The Texas Tribune
Gov. Rick Perry’s office has asked a member of the Emerging Technology Fund’s advisory committee to consider resigning over a recent investigation into a stock deal — the latest dustup involving state incentive funds, which state lawmakers may target in the next legislative session.
The Emerging Technology Fund provides money for research into future money-making technologies. A similar effort, the Texas Enterprise Fund, encourages companies to move to Texas or expand their operations in the state.
Andrew Wheat of Texans for Public Justice, a progressive watchdog group, believes that over the past year, the funds have been used as little more than a campaign tool for Perry’s re-election bid. “On the one hand, you are presenting something to the voters as being an unmitigated success that makes you particularly qualified for re-election,” Wheat says. “And on the other hand, it’s your office that’s charged with administering the program itself.”
For years, both Republican and Democrats have criticized the funds. Some think the government shouldn’t be picking favorites in the free market by using state tax dollars, while others worry about how the money is distributed.
State Rep. Jim Pitts, R-Waxahachie, the chairman of the House Appropriations Committe, thinks the funds should remain in place as long as the governor’s office is removed from the equation. During the 2009 legislative session, Pitts took issue with a $50 million grant awarded to Texas A&M University — Perry’s alma mater — to build a pharmaceutical research lab, grilling the governor’s office on the money and asking Texas A&M officials why they chose the Enterprise Fund to secure funding. “Why’d you go to the governor’s office to build a building? And are we going to have that from now on? Instead of going through the Legislature for a university to build a building, you’re going to go to the governor’s office,” Pitts said during a committee hearing.

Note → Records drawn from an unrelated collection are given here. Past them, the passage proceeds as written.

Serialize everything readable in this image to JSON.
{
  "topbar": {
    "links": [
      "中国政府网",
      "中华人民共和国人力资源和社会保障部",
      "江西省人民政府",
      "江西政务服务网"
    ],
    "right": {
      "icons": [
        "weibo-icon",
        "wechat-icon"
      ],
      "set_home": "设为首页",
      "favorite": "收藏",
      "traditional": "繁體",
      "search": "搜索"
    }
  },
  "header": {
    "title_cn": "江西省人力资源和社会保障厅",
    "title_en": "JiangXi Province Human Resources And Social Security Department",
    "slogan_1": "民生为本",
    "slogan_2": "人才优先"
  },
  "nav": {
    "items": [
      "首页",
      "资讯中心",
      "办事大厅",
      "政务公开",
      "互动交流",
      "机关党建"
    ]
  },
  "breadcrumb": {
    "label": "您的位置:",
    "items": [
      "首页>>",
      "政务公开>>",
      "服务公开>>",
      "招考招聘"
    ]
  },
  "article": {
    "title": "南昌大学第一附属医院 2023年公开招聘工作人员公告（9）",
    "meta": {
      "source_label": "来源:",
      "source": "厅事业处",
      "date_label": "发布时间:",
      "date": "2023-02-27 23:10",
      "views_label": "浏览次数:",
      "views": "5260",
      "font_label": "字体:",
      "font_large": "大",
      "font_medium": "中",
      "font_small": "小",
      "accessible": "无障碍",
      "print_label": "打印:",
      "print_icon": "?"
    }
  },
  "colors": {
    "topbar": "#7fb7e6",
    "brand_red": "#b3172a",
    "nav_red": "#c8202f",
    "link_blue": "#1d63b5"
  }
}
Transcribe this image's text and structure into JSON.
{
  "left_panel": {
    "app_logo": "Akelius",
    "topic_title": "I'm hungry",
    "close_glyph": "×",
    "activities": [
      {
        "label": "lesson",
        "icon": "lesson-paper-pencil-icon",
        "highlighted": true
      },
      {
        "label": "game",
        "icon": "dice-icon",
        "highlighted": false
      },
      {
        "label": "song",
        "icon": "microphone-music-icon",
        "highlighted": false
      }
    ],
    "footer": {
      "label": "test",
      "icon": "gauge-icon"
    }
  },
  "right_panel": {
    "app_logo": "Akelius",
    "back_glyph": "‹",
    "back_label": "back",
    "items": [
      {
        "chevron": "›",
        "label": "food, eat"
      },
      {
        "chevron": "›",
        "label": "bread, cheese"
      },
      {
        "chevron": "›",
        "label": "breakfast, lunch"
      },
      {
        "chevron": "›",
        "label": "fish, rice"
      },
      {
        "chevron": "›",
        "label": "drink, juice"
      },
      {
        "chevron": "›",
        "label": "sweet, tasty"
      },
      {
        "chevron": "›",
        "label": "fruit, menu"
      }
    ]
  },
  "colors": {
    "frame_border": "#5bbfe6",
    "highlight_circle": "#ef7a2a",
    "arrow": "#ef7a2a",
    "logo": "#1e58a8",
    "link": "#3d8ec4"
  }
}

No matter who administers the funds after the 2011 session, both will likely have less money to hand out, with lawmakers trimming billions of dollars from the next state budget. But Perry spokeswoman Katherine Cesinger says they’re still a worthy investment for the Legislature and taxpayers. “We can see the return on those investments — whether that means the emerging technologies into the marketplace here in Texas, the commercialization of those technologies here in Texas, as well as continuing to attract businesses from all over the country,” Cesinger says.

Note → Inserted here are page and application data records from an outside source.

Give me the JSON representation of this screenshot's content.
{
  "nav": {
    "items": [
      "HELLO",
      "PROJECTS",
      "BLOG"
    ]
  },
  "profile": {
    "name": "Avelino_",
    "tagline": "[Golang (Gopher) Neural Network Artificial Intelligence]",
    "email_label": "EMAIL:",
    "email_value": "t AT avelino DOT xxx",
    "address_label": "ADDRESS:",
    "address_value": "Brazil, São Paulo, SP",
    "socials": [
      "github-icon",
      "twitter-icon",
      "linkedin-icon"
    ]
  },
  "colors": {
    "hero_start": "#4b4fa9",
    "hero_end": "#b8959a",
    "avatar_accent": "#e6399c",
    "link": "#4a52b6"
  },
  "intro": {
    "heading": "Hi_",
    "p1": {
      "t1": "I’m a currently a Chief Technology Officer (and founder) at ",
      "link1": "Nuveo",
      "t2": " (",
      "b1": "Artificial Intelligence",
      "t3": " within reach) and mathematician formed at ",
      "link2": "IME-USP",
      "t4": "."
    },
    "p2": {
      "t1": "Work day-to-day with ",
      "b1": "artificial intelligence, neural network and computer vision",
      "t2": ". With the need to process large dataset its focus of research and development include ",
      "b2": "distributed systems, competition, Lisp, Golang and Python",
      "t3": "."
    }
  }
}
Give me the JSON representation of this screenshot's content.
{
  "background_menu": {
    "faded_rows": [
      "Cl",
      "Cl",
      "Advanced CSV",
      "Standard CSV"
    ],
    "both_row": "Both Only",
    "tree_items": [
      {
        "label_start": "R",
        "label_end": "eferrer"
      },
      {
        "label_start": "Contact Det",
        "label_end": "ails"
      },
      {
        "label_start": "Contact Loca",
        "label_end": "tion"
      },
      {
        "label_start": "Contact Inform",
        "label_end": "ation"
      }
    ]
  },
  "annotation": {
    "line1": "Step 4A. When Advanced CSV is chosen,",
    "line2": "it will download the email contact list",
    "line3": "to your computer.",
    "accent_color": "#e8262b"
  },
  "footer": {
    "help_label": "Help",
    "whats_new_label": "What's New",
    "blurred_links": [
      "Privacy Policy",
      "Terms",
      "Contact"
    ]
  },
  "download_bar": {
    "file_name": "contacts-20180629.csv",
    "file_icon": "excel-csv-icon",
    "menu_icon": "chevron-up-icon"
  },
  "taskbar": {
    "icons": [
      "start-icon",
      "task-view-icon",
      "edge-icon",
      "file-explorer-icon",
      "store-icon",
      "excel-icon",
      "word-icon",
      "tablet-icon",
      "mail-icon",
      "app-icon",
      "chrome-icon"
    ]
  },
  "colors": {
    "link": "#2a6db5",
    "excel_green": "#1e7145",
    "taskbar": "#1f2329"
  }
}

BEN PHILPOTT is a reporter for The Texas Tribune, where this story was originally published. It is reprinted here through a news partnership between the Texas Tribune and the San Marcos Mercury.Email | Print